Start of Block

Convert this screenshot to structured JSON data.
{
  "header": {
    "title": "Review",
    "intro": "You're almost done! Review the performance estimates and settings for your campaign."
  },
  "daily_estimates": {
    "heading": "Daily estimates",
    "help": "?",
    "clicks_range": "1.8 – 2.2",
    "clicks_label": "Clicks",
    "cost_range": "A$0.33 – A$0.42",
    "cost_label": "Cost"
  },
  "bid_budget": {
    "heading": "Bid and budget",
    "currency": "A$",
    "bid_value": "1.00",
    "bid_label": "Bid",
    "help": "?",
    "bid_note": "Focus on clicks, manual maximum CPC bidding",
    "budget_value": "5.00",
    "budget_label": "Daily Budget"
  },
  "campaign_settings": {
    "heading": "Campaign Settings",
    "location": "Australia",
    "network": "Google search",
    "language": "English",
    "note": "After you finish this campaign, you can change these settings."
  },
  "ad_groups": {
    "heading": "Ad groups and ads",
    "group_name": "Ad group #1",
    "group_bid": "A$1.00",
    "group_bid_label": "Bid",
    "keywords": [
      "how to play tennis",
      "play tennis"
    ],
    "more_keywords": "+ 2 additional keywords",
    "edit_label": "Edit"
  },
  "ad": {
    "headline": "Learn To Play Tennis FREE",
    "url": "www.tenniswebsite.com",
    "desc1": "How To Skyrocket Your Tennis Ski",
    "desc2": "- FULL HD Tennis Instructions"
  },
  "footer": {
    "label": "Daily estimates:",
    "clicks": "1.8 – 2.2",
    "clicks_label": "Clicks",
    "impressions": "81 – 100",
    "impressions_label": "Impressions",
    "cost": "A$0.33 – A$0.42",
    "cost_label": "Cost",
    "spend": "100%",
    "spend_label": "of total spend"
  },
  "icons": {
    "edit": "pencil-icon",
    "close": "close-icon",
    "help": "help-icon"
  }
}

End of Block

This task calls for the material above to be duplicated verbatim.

### [Answer to this exercise]
Convert this screenshot to structured JSON data.
{
  "header": {
    "title": "Review",
    "intro": "You're almost done! Review the performance estimates and settings for your campaign."
  },
  "daily_estimates": {
    "heading": "Daily estimates",
    "help": "?",
    "clicks_range": "1.8 – 2.2",
    "clicks_label": "Clicks",
    "cost_range": "A$0.33 – A$0.42",
    "cost_label": "Cost"
  },
  "bid_budget": {
    "heading": "Bid and budget",
    "currency": "A$",
    "bid_value": "1.00",
    "bid_label": "Bid",
    "help": "?",
    "bid_note": "Focus on clicks, manual maximum CPC bidding",
    "budget_value": "5.00",
    "budget_label": "Daily Budget"
  },
  "campaign_settings": {
    "heading": "Campaign Settings",
    "location": "Australia",
    "network": "Google search",
    "language": "English",
    "note": "After you finish this campaign, you can change these settings."
  },
  "ad_groups": {
    "heading": "Ad groups and ads",
    "group_name": "Ad group #1",
    "group_bid": "A$1.00",
    "group_bid_label": "Bid",
    "keywords": [
      "how to play tennis",
      "play tennis"
    ],
    "more_keywords": "+ 2 additional keywords",
    "edit_label": "Edit"
  },
  "ad": {
    "headline": "Learn To Play Tennis FREE",
    "url": "www.tenniswebsite.com",
    "desc1": "How To Skyrocket Your Tennis Ski",
    "desc2": "- FULL HD Tennis Instructions"
  },
  "footer": {
    "label": "Daily estimates:",
    "clicks": "1.8 – 2.2",
    "clicks_label": "Clicks",
    "impressions": "81 – 100",
    "impressions_label": "Impressions",
    "cost": "A$0.33 – A$0.42",
    "cost_label": "Cost",
    "spend": "100%",
    "spend_label": "of total spend"
  },
  "icons": {
    "edit": "pencil-icon",
    "close": "close-icon",
    "help": "help-icon"
  }
}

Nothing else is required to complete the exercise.